Roger Ebert Fan
Apr 24, 2013 at 9:10am
AS a BC teacher, I am antipating BC's Education system and its teachers, and by extension, students to be attacked in some kind of political gambit to create a left-right split.
It will fail-miserably-but it will do further damage to the great system of education we have and Bc kids will further suffer due to fruitless politics.
Be the Change
Apr 24, 2013 at 11:09am
it really is getting to be a dog and pony show..the liberals clearly are not focusing on issues, which
must be addressed after being left on the side lines for years.. healthcare,e ducation, families, municpal
issues...forgotten, while they have focused on corp-
orate dealings to bring profit to BC, which until,
now other the the construction boom has not happened.
By the way, how is it we are in debt to %0+ billion, when BC had an unprecedented construction boom?
Apr 24, 2013 at 12:33pm
Are you fucking kidding me Martyn Brown?
It was you fucking incompetents with that Drunk Driver that ran up the fucking Debt.
It was you guys when your guy was running this Province into Debt that awarded PPP Above Market Rates to be paid for by us the BC Residents to Private for Profit Corporations.
It was you guys that conducted the BC Rail 99 year 'Lease' that deserves a Royal Commission in itself.
It was you guys that brought the Debt ridden dubious little pay off Olympics.
It was you guys when in power that were responsible for most if not all the crap we now face.
I no fan of Crusty but she's not responsible as much as the old guard are.
At least the NDP won't be into massive Corporate Welfare.
Apr 24, 2013 at 2:34pm
Martyn Brown wants a job with the party that is likely to hold power for the next two terms.
Apr 24, 2013 at 4:57pm
I don't care if the author is Martyn Brown or Martin Bormann..it's bang-on.
Get over it.
Apr 24, 2013 at 10:56pm

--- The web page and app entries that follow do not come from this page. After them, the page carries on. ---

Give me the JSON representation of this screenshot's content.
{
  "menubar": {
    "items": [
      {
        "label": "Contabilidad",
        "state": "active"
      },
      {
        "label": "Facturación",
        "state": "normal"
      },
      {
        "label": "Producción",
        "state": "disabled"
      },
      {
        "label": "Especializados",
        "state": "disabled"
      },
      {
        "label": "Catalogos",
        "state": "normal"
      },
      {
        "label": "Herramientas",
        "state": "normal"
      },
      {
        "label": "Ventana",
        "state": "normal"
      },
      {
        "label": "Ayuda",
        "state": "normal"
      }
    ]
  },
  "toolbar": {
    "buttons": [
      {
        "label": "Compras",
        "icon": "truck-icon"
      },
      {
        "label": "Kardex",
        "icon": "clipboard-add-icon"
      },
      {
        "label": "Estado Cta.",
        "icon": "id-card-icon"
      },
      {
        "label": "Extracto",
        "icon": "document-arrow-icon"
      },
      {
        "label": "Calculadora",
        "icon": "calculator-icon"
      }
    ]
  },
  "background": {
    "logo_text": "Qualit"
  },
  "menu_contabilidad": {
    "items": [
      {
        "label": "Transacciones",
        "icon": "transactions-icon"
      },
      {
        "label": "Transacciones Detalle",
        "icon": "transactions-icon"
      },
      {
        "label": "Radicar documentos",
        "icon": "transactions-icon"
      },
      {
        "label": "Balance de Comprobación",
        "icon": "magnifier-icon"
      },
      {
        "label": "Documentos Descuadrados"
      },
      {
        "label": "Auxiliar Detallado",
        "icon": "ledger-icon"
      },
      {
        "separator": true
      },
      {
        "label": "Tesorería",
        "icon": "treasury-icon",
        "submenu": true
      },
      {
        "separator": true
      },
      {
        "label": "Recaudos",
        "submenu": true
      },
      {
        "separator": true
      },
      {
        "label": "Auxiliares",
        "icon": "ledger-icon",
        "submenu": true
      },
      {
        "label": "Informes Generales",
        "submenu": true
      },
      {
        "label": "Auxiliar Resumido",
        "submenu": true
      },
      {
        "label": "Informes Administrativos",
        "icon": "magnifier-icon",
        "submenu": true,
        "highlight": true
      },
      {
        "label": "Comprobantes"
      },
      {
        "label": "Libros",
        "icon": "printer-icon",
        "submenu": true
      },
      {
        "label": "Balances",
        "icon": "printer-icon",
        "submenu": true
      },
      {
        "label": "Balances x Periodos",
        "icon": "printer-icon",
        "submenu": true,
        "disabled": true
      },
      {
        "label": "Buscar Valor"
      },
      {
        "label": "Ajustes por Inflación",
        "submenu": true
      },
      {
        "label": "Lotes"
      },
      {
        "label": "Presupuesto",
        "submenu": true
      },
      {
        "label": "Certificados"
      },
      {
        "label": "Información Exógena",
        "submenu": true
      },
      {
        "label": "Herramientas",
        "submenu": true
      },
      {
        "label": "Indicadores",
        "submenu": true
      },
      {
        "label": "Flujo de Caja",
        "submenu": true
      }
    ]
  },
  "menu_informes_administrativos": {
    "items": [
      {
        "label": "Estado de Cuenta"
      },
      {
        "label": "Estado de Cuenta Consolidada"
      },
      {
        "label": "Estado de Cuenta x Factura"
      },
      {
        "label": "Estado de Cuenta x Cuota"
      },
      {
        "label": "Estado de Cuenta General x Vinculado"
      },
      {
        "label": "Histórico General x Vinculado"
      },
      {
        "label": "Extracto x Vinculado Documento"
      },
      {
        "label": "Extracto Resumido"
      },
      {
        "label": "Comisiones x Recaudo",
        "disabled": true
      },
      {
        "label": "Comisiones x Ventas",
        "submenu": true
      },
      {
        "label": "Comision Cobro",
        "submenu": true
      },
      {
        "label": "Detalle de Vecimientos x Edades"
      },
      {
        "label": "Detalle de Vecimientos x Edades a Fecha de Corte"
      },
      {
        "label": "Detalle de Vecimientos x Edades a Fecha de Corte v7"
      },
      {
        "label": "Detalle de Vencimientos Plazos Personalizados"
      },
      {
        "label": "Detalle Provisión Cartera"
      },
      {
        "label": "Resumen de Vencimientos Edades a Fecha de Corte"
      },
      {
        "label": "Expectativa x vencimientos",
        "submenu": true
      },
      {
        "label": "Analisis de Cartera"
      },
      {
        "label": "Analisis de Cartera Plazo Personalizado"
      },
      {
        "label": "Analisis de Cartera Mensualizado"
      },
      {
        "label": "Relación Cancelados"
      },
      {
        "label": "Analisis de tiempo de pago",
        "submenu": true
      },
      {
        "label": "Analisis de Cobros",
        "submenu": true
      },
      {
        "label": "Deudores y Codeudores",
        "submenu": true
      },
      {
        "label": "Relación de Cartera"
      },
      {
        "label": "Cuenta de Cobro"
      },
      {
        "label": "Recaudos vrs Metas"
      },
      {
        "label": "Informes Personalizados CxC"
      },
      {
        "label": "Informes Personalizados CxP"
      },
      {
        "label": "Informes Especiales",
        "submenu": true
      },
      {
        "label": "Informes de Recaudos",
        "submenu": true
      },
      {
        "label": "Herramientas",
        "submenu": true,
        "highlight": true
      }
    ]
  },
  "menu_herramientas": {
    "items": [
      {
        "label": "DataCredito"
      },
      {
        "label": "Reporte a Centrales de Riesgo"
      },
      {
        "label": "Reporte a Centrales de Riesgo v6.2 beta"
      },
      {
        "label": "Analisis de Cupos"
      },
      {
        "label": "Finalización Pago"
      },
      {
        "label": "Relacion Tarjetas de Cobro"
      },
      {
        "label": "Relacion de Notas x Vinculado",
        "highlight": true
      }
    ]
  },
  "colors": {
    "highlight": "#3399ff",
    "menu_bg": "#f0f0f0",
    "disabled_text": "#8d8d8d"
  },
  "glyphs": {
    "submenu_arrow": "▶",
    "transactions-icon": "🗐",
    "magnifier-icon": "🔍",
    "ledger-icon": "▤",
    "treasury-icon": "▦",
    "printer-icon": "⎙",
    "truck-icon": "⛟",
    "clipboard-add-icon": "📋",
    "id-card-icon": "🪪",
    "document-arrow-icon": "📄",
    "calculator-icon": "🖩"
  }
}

Martyn Brown was a key player within the Premier's office that was the centre of the Campbell culture of arrogance and deceit that has brought the BC Liberals to their demise. Voters will not distinguish between the Campbell and Clark regimes.